## Task details
Pull each line containing "image" out of the data and copy it.

## Records supplied

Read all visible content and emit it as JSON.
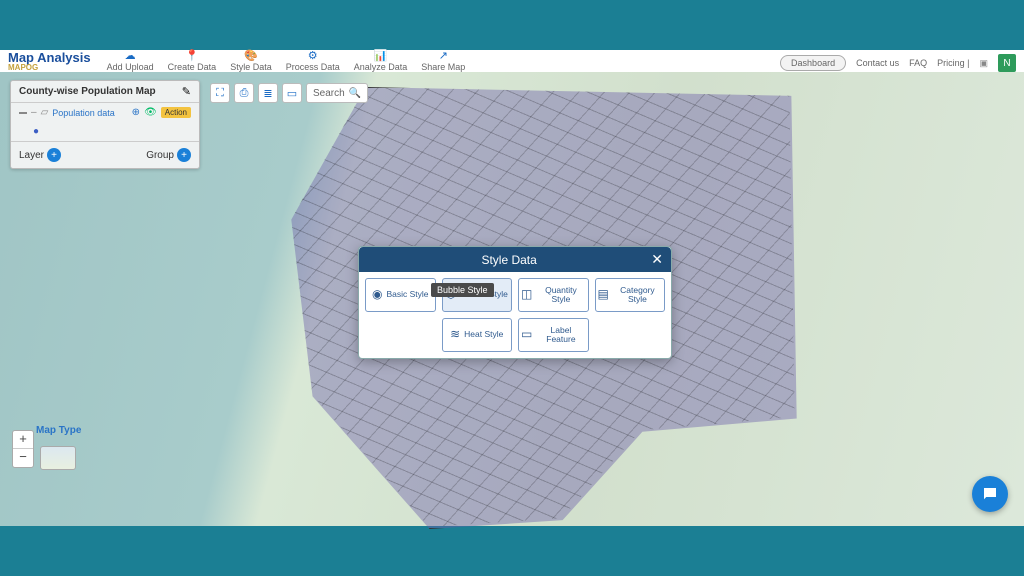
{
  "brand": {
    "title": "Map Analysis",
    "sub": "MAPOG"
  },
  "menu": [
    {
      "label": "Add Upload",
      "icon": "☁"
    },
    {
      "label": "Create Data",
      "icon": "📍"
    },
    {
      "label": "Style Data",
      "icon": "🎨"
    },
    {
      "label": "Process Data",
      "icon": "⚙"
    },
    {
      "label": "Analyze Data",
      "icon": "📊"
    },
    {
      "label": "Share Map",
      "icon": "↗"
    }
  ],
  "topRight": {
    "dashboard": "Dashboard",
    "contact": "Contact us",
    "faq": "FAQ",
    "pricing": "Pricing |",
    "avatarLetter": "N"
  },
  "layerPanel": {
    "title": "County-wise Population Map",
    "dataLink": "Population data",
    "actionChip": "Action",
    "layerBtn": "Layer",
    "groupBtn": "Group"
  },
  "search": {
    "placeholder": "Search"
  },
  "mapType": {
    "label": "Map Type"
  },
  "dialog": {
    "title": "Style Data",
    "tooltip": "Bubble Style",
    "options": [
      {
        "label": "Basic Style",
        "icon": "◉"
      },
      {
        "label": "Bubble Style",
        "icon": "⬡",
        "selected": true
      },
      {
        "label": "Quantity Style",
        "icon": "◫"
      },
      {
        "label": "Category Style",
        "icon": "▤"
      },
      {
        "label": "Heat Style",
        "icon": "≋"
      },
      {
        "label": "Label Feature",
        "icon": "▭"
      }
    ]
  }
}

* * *

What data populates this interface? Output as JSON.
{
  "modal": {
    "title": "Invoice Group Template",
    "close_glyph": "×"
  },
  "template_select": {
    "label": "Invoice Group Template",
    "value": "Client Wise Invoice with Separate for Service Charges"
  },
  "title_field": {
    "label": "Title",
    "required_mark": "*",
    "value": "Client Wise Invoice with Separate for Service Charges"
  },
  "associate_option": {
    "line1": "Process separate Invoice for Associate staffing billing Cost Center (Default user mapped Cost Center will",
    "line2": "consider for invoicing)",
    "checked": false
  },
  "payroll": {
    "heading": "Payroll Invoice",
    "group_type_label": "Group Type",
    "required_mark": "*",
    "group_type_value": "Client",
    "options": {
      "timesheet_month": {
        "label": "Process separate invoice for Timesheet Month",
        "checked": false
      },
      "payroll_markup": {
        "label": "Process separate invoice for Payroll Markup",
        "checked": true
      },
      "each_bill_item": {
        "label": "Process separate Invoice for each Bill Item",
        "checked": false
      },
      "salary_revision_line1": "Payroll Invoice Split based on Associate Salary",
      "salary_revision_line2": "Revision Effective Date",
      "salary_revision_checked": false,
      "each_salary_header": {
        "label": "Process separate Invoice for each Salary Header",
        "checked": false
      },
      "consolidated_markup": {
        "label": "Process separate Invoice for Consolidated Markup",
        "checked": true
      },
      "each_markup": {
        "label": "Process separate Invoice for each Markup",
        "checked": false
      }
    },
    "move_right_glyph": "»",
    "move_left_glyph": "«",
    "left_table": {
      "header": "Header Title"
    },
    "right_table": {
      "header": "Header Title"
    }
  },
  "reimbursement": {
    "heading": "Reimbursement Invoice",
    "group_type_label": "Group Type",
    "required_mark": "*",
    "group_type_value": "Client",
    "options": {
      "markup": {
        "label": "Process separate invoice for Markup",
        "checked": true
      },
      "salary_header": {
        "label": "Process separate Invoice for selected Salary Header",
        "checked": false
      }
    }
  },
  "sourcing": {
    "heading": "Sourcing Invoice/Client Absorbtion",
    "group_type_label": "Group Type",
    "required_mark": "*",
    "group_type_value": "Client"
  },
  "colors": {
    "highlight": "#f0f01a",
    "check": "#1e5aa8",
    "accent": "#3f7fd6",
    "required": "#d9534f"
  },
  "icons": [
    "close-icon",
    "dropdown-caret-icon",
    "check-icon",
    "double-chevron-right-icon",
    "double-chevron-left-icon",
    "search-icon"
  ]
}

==

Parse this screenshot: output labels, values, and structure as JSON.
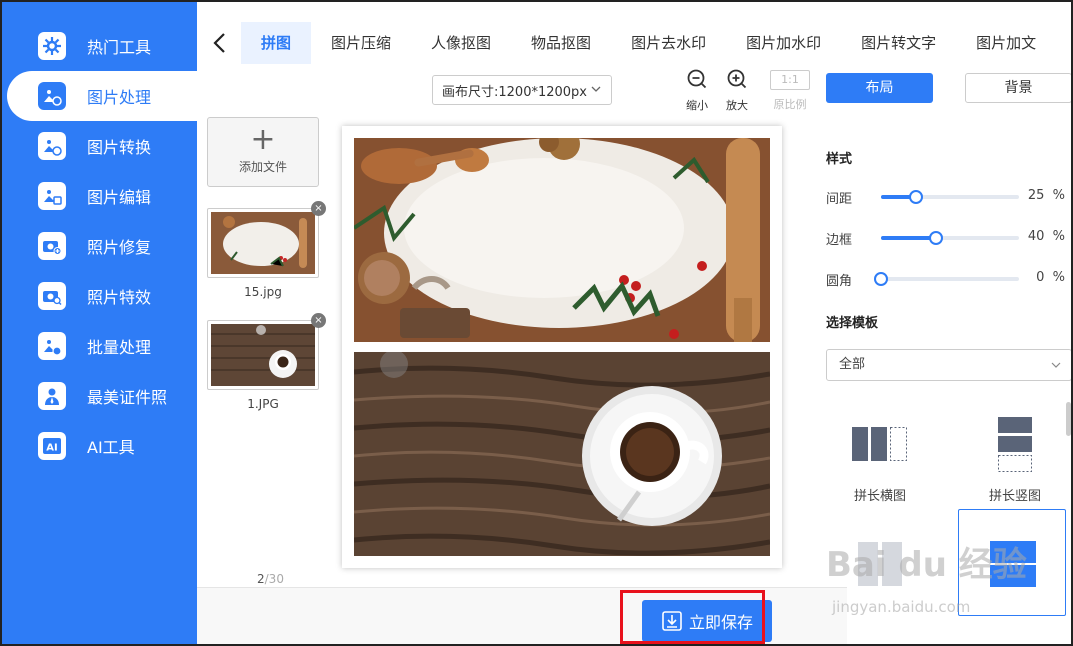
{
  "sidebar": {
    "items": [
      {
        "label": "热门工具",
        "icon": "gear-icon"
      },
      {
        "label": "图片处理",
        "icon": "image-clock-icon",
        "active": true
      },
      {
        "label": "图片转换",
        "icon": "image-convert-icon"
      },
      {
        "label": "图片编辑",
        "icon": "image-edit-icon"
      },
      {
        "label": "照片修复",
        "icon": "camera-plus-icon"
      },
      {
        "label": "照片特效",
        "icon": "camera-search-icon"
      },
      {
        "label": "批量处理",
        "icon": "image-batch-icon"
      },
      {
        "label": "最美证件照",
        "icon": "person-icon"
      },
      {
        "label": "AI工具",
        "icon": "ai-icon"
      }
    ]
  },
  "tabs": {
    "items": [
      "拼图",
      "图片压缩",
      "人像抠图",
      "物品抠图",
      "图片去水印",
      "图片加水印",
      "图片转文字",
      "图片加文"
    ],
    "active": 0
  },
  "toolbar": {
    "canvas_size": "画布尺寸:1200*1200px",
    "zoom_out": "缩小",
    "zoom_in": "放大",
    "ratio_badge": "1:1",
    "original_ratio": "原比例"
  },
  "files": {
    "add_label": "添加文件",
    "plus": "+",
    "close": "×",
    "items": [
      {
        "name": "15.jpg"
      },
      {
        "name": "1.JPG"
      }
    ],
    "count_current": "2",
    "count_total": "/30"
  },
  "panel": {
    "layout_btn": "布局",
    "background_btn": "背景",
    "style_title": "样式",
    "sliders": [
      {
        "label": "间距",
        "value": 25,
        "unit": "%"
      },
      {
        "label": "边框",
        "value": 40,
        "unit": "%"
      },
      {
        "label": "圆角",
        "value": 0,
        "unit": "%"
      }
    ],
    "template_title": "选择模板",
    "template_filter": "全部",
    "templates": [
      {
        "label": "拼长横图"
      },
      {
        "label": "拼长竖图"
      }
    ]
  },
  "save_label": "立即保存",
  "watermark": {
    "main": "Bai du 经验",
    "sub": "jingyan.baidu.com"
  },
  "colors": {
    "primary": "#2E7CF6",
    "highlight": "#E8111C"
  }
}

## Result
        "icon": "image-clock-icon",
        "icon": "image-convert-icon"
        "icon": "image-edit-icon"
        "icon": "image-batch-icon"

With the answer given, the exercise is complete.